Raw data.
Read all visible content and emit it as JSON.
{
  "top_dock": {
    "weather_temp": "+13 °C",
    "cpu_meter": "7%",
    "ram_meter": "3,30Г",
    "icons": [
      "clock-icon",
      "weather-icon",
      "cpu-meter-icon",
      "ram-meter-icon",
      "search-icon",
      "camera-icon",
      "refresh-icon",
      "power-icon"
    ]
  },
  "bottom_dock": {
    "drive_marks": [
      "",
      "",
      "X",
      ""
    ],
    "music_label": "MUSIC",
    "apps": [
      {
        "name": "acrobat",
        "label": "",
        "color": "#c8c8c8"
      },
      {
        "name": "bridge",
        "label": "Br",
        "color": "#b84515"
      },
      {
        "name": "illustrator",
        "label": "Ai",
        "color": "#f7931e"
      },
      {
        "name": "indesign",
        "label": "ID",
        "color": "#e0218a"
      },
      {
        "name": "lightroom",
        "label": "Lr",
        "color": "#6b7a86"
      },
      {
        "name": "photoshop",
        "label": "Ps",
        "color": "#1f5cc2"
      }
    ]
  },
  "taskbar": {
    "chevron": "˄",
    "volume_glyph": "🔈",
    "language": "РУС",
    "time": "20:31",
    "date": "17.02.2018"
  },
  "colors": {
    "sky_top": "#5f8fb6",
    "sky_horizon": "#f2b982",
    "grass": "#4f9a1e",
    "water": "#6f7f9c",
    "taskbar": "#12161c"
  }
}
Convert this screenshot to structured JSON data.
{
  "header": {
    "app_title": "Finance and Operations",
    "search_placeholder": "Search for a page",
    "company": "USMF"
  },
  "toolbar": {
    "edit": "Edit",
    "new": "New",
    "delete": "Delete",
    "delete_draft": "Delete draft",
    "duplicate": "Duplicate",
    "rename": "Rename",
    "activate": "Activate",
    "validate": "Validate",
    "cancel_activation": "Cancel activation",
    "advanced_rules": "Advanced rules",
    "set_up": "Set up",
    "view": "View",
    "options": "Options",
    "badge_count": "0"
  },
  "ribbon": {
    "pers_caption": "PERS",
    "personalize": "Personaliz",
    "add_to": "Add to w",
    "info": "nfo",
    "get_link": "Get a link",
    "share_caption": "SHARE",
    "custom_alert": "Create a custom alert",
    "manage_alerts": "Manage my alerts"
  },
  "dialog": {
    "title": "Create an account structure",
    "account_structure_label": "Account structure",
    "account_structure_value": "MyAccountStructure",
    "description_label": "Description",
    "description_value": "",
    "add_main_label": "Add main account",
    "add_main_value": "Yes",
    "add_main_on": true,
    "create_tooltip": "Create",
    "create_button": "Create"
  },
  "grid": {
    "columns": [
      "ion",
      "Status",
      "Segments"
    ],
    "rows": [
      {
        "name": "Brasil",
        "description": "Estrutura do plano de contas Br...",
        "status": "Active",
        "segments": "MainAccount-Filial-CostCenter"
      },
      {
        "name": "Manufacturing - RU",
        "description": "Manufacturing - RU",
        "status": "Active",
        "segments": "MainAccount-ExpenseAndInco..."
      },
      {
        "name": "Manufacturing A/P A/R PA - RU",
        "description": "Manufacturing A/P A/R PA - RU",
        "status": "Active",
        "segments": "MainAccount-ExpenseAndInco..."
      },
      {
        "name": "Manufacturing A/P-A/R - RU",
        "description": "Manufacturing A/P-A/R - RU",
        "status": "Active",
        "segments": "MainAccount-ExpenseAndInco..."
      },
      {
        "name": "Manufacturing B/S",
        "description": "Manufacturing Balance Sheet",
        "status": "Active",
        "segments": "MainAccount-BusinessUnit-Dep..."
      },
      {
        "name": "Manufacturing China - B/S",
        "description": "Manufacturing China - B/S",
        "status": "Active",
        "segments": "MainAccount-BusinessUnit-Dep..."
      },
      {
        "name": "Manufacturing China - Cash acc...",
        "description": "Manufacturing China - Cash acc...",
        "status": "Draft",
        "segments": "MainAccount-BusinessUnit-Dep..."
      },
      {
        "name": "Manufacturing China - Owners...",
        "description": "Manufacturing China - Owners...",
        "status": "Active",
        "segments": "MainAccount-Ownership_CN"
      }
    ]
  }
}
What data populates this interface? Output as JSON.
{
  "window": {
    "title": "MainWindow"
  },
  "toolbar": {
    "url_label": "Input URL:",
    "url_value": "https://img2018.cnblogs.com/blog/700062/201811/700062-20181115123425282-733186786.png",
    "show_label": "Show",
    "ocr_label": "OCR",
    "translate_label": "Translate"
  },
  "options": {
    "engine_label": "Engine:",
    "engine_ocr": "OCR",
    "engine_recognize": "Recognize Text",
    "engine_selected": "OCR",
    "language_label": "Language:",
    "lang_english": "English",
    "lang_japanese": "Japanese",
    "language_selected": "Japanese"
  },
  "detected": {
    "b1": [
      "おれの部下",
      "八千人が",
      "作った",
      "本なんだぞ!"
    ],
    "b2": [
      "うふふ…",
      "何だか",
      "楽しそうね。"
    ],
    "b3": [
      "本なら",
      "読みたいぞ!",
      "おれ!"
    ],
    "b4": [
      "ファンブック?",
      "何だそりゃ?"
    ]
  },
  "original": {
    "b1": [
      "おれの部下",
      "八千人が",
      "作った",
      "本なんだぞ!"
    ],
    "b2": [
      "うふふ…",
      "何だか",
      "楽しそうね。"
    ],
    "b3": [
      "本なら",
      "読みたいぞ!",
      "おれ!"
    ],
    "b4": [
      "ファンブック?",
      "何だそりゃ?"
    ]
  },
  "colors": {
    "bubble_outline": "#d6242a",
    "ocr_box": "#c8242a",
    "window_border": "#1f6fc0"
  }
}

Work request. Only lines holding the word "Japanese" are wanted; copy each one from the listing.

Final answer.
    "lang_japanese": "Japanese",
    "language_selected": "Japanese"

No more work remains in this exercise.